ITCH, a contagious disease of the skin (scabies) due to its invasion by the itch-mite (Sarcoptes scabiei), now rather rare in civiliza tion. Even the adult mite is so small as to be barely visible, the female being about one six teenth of an inch long and not quite as wide, while the male is still smaller. It has eight legs, two on each side of the head, to which suckers are attached, and four behind. (See Prot Min). The female .burrows into the skin and deposits her eggs, about 50 in number, and dies after a period of six weeks. After the eggs hatch out, the young make their way to the surface, and the Impregnated females again bur row into the skin, so keeping up the process. The most frequent sites selected by the bugs for their burrows are the web between the fingers, the front of the wrists, the umbilicus, the geni tals in men, and the under side of the breasts in women. The first sign of the disease is itching, which forces the patient to scratch, particularly at night, as the warmth of the bed increases the itch. The skin soon becomes in
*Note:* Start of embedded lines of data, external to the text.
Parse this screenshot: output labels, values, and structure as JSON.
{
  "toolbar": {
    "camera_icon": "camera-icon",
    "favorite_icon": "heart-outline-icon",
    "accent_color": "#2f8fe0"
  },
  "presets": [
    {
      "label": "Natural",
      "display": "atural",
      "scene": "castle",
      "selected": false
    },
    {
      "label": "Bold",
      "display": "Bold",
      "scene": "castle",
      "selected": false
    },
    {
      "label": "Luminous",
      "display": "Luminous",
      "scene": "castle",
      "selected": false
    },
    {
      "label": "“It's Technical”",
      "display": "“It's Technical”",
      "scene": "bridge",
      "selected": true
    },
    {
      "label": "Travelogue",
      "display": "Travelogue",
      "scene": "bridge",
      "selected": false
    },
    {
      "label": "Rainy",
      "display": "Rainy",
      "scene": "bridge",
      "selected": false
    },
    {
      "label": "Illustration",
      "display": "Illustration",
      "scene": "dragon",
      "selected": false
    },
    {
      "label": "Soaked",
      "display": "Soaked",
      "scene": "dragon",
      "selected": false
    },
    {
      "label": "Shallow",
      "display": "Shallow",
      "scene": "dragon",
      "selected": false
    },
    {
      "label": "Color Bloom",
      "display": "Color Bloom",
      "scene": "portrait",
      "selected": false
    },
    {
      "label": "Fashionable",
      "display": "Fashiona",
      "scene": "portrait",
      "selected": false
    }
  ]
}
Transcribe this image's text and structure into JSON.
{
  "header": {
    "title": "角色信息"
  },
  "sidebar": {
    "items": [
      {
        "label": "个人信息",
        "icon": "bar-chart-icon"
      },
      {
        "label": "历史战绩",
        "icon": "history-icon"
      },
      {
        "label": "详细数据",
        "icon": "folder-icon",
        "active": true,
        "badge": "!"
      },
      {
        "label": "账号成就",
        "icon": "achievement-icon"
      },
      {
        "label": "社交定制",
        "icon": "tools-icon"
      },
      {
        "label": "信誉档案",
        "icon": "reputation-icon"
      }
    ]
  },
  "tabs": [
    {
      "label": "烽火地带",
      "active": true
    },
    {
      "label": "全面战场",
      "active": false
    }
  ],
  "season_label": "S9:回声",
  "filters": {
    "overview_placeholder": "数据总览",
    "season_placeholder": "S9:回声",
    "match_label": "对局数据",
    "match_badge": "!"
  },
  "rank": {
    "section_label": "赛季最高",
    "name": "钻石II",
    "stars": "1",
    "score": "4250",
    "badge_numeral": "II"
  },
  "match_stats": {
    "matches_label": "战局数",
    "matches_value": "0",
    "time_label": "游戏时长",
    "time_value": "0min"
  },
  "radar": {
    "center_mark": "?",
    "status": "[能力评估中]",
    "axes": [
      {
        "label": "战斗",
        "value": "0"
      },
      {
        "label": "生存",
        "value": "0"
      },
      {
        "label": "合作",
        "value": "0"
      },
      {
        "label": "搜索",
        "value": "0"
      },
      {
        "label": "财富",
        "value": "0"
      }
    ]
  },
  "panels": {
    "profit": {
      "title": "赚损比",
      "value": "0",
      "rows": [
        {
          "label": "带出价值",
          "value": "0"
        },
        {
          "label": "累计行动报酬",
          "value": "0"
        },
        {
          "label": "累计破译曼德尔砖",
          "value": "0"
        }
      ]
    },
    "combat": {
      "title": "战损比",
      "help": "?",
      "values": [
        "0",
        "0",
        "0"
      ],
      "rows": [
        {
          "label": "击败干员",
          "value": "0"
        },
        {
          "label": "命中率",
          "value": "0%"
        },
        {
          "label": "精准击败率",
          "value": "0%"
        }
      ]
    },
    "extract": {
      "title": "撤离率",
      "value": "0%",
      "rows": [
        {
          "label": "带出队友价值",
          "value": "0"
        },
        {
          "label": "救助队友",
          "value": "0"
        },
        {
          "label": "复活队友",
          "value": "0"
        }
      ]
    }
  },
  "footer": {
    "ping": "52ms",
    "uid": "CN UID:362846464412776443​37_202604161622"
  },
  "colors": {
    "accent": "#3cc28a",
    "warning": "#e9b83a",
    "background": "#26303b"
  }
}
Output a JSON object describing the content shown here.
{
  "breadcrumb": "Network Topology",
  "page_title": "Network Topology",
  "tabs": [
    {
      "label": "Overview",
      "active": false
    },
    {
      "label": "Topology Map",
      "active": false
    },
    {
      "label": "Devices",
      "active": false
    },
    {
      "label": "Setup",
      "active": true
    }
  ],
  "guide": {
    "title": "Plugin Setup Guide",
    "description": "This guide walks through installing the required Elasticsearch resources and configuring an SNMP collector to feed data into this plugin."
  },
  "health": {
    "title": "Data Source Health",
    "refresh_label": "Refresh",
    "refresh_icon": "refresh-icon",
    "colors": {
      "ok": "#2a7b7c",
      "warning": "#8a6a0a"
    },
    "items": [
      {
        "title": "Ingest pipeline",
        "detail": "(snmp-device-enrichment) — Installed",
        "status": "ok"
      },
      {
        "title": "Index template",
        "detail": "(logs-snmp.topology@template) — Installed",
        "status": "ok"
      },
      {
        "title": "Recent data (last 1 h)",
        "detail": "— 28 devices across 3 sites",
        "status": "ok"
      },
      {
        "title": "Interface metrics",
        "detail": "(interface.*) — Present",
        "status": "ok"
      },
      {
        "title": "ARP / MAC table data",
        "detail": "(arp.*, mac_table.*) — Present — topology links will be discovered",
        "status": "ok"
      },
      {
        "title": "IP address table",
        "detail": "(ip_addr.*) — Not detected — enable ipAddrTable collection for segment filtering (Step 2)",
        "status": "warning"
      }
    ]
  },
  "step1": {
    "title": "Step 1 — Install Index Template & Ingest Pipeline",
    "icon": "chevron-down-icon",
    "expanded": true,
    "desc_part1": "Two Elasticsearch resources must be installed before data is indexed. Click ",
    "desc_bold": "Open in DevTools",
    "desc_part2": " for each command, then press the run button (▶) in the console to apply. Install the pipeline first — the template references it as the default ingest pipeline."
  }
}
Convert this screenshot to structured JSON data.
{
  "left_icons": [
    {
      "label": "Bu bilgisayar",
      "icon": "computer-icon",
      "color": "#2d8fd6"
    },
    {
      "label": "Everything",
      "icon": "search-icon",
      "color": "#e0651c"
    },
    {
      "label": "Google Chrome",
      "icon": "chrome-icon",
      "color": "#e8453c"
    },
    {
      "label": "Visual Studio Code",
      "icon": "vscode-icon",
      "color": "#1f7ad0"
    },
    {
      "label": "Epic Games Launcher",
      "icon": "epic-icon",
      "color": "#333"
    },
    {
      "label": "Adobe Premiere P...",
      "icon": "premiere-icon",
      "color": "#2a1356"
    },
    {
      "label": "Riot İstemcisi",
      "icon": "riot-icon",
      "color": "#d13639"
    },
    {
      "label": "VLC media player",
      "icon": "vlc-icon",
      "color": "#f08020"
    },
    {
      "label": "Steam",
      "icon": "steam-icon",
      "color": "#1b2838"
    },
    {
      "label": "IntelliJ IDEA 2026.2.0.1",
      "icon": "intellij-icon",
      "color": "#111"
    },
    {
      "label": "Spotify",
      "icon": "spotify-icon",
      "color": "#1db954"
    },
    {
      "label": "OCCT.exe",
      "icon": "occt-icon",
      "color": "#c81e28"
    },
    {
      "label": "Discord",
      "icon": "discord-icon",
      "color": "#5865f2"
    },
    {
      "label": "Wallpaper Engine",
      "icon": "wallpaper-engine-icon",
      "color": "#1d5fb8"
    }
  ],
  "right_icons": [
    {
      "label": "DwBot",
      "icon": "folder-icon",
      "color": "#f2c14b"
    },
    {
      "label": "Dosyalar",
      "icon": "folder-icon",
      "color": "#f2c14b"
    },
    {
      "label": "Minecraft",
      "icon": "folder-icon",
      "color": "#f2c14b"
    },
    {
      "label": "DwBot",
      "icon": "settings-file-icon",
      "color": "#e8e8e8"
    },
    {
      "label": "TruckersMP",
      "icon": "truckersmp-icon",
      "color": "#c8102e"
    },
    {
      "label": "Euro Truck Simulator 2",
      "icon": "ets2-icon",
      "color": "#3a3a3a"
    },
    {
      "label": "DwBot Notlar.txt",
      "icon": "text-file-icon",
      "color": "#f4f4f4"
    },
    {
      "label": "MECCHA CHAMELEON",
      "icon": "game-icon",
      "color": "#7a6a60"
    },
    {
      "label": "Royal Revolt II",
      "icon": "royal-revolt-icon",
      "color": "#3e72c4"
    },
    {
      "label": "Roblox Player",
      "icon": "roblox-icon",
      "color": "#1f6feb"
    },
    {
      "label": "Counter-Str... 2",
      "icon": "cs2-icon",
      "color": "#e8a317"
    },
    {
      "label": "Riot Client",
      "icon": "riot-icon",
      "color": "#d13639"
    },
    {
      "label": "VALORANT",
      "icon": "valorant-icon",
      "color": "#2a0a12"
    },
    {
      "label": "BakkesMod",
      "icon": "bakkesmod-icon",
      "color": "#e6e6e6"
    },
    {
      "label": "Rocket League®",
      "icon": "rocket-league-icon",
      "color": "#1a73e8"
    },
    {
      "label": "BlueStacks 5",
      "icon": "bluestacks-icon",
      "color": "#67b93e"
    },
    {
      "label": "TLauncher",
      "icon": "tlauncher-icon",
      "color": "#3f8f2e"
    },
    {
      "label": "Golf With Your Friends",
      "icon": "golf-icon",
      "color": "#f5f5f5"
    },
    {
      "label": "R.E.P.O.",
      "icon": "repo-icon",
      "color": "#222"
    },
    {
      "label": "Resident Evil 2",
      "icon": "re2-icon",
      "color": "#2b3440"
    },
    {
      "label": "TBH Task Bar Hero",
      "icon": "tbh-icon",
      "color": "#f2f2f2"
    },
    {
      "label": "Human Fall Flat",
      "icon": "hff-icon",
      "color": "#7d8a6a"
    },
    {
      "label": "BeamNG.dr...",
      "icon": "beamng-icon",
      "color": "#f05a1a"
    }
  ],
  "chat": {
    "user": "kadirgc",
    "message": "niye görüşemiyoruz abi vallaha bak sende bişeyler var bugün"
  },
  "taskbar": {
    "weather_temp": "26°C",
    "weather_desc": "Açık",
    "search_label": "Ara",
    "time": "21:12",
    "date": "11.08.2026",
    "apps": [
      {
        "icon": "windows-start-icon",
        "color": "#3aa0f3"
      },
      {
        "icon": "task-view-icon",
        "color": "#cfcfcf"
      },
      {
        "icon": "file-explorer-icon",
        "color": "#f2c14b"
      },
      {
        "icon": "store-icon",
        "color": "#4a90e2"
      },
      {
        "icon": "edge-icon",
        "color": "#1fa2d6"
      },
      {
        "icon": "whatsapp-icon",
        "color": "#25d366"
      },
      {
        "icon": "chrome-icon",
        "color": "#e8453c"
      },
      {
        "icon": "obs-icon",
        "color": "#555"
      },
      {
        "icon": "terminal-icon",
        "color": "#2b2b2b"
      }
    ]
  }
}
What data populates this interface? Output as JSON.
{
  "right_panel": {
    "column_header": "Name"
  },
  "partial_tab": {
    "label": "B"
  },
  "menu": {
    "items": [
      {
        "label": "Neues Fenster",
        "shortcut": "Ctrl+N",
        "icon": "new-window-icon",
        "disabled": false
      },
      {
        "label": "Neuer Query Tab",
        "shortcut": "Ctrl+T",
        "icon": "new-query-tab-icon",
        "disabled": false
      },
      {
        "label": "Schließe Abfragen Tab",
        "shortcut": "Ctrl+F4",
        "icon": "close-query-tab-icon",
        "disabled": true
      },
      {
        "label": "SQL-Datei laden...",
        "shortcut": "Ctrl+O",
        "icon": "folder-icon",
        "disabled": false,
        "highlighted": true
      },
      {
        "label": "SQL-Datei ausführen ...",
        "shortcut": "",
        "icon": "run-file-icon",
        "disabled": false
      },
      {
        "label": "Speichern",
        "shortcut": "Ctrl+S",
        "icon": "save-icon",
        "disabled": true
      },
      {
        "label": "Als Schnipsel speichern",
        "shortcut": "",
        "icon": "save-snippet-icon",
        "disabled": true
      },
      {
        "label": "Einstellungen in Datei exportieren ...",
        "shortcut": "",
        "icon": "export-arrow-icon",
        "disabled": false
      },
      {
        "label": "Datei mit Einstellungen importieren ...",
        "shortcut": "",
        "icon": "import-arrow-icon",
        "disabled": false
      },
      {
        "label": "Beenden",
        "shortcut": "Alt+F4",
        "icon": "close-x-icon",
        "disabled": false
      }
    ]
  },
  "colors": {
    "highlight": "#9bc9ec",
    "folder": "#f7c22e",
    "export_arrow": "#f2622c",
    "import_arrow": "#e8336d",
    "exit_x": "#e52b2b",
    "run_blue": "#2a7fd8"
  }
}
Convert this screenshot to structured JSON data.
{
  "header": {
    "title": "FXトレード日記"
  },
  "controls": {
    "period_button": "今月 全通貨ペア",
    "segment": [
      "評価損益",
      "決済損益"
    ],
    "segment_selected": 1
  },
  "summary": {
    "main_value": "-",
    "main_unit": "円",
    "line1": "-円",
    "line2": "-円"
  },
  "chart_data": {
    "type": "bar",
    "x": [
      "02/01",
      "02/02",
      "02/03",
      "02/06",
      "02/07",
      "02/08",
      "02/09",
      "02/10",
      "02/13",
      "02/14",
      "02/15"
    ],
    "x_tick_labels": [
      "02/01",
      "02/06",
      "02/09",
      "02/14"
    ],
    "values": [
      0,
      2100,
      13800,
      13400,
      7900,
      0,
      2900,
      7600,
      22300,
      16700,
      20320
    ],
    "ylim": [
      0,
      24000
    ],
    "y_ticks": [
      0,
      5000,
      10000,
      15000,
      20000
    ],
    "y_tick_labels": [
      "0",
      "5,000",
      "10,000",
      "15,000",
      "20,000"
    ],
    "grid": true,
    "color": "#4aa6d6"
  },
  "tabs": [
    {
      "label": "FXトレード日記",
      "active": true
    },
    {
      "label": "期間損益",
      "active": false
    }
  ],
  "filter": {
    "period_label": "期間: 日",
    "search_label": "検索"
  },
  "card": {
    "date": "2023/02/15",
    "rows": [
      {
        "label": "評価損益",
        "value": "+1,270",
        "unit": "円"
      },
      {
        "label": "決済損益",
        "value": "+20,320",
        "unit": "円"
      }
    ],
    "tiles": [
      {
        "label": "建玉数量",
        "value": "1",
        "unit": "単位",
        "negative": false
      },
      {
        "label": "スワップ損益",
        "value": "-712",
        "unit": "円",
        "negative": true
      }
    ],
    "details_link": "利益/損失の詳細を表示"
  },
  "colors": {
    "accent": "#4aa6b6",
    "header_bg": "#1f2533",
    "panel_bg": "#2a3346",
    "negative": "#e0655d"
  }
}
flamed from scratching, and the discomfort is increased. Close examination may show the tiny (burrow like a reddened pin-scratch about half an inch long. Many, remedies are used with success but sulphur in the form of an ointment is the most common. As the bugs cannot be killed while still in the skin, a good plan is to take a hot bath with brisk rubbing, apply the ointment night and morning for three days, continuing to wear the same clothing and sleep in the same bed-clothes; at the end of that time another bath is to be taken, all cloth ing and bed-clothes changed, and another series of rubbings started. This must be continued as long as fresh burrows are found.